DIRECTIONS: Return the records below in full. Keep every word exact and skip the images.

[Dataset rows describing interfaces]

++++++++++++++++++++

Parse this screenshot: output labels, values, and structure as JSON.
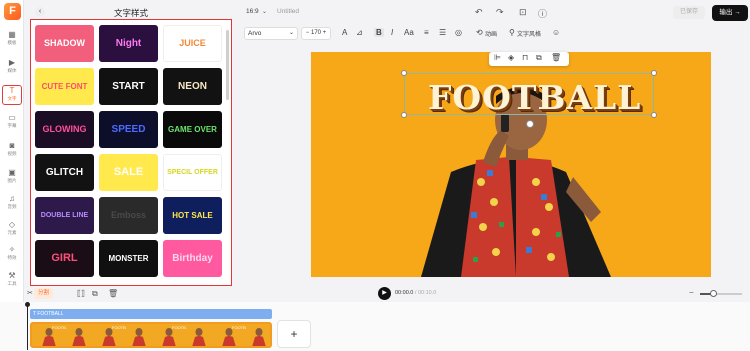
{
  "app": {
    "logo": "F"
  },
  "rail": {
    "items": [
      {
        "icon": "layout-icon",
        "glyph": "▦",
        "label": "模板"
      },
      {
        "icon": "media-icon",
        "glyph": "▶",
        "label": "媒体"
      },
      {
        "icon": "text-icon",
        "glyph": "T",
        "label": "文字",
        "active": true
      },
      {
        "icon": "subtitle-icon",
        "glyph": "▭",
        "label": "字幕"
      },
      {
        "icon": "video-icon",
        "glyph": "◙",
        "label": "视频"
      },
      {
        "icon": "image-icon",
        "glyph": "▣",
        "label": "图片"
      },
      {
        "icon": "music-icon",
        "glyph": "♫",
        "label": "音频"
      },
      {
        "icon": "element-icon",
        "glyph": "◇",
        "label": "元素"
      },
      {
        "icon": "effect-icon",
        "glyph": "✧",
        "label": "特效"
      },
      {
        "icon": "tools-icon",
        "glyph": "⚒",
        "label": "工具"
      }
    ]
  },
  "panel": {
    "title": "文字样式",
    "back": "‹",
    "styles": [
      {
        "text": "SHADOW",
        "bg": "#f25f7c",
        "color": "#ffffff"
      },
      {
        "text": "Night",
        "bg": "#2a0f3f",
        "color": "#ff7af0"
      },
      {
        "text": "JUICE",
        "bg": "#ffffff",
        "color": "#f08a3a"
      },
      {
        "text": "CUTE FONT",
        "bg": "#ffe94d",
        "color": "#ff4d6d"
      },
      {
        "text": "START",
        "bg": "#111111",
        "color": "#ffffff"
      },
      {
        "text": "NEON",
        "bg": "#121212",
        "color": "#f5e9c5"
      },
      {
        "text": "GLOWING",
        "bg": "#1a0d24",
        "color": "#ff4f9b"
      },
      {
        "text": "SPEED",
        "bg": "#0d0f2a",
        "color": "#4a6bff"
      },
      {
        "text": "GAME OVER",
        "bg": "#0a0a0a",
        "color": "#6de36d"
      },
      {
        "text": "GLITCH",
        "bg": "#121212",
        "color": "#ffffff"
      },
      {
        "text": "SALE",
        "bg": "#ffe94d",
        "color": "#ffffff"
      },
      {
        "text": "SPECIL OFFER",
        "bg": "#ffffff",
        "color": "#d7d722"
      },
      {
        "text": "DOUBLE LINE",
        "bg": "#2d1a4a",
        "color": "#b88aff"
      },
      {
        "text": "Emboss",
        "bg": "#2a2a2a",
        "color": "#4a4a4a"
      },
      {
        "text": "HOT SALE",
        "bg": "#0f1e5c",
        "color": "#ffe94d"
      },
      {
        "text": "GIRL",
        "bg": "#1a0d16",
        "color": "#ff4f7b"
      },
      {
        "text": "MONSTER",
        "bg": "#101010",
        "color": "#ffffff"
      },
      {
        "text": "Birthday",
        "bg": "#ff5aa0",
        "color": "#ffd6ec"
      }
    ]
  },
  "topbar": {
    "ratio": "16:9",
    "doc_title": "Untitled",
    "save": "已保存",
    "export": "输出"
  },
  "format": {
    "font": "Arvo",
    "size": "170",
    "animation": "动画",
    "text_style": "文字风格"
  },
  "canvas": {
    "text": "FOOTBALL",
    "bg_color": "#f7a818"
  },
  "playback": {
    "split": "分割",
    "current": "00:00.0",
    "duration": "/ 00:10.0",
    "zoom": 0.3
  },
  "timeline": {
    "text_track": "FOOTBALL",
    "frame_label": "FOOTBALL",
    "add": "+"
  }
}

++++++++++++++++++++

RESPONSE FOR THIS EXERCISE:
Parse this screenshot: output labels, values, and structure as JSON.
{
  "app": {
    "logo": "F"
  },
  "rail": {
    "items": [
      {
        "icon": "layout-icon",
        "glyph": "▦",
        "label": "模板"
      },
      {
        "icon": "media-icon",
        "glyph": "▶",
        "label": "媒体"
      },
      {
        "icon": "text-icon",
        "glyph": "T",
        "label": "文字",
        "active": true
      },
      {
        "icon": "subtitle-icon",
        "glyph": "▭",
        "label": "字幕"
      },
      {
        "icon": "video-icon",
        "glyph": "◙",
        "label": "视频"
      },
      {
        "icon": "image-icon",
        "glyph": "▣",
        "label": "图片"
      },
      {
        "icon": "music-icon",
        "glyph": "♫",
        "label": "音频"
      },
      {
        "icon": "element-icon",
        "glyph": "◇",
        "label": "元素"
      },
      {
        "icon": "effect-icon",
        "glyph": "✧",
        "label": "特效"
      },
      {
        "icon": "tools-icon",
        "glyph": "⚒",
        "label": "工具"
      }
    ]
  },
  "panel": {
    "title": "文字样式",
    "back": "‹",
    "styles": [
      {
        "text": "SHADOW",
        "bg": "#f25f7c",
        "color": "#ffffff"
      },
      {
        "text": "Night",
        "bg": "#2a0f3f",
        "color": "#ff7af0"
      },
      {
        "text": "JUICE",
        "bg": "#ffffff",
        "color": "#f08a3a"
      },
      {
        "text": "CUTE FONT",
        "bg": "#ffe94d",
        "color": "#ff4d6d"
      },
      {
        "text": "START",
        "bg": "#111111",
        "color": "#ffffff"
      },
      {
        "text": "NEON",
        "bg": "#121212",
        "color": "#f5e9c5"
      },
      {
        "text": "GLOWING",
        "bg": "#1a0d24",
        "color": "#ff4f9b"
      },
      {
        "text": "SPEED",
        "bg": "#0d0f2a",
        "color": "#4a6bff"
      },
      {
        "text": "GAME OVER",
        "bg": "#0a0a0a",
        "color": "#6de36d"
      },
      {
        "text": "GLITCH",
        "bg": "#121212",
        "color": "#ffffff"
      },
      {
        "text": "SALE",
        "bg": "#ffe94d",
        "color": "#ffffff"
      },
      {
        "text": "SPECIL OFFER",
        "bg": "#ffffff",
        "color": "#d7d722"
      },
      {
        "text": "DOUBLE LINE",
        "bg": "#2d1a4a",
        "color": "#b88aff"
      },
      {
        "text": "Emboss",
        "bg": "#2a2a2a",
        "color": "#4a4a4a"
      },
      {
        "text": "HOT SALE",
        "bg": "#0f1e5c",
        "color": "#ffe94d"
      },
      {
        "text": "GIRL",
        "bg": "#1a0d16",
        "color": "#ff4f7b"
      },
      {
        "text": "MONSTER",
        "bg": "#101010",
        "color": "#ffffff"
      },
      {
        "text": "Birthday",
        "bg": "#ff5aa0",
        "color": "#ffd6ec"
      }
    ]
  },
  "topbar": {
    "ratio": "16:9",
    "doc_title": "Untitled",
    "save": "已保存",
    "export": "输出"
  },
  "format": {
    "font": "Arvo",
    "size": "170",
    "animation": "动画",
    "text_style": "文字风格"
  },
  "canvas": {
    "text": "FOOTBALL",
    "bg_color": "#f7a818"
  },
  "playback": {
    "split": "分割",
    "current": "00:00.0",
    "duration": "/ 00:10.0",
    "zoom": 0.3
  },
  "timeline": {
    "text_track": "FOOTBALL",
    "frame_label": "FOOTBALL",
    "add": "+"
  }
}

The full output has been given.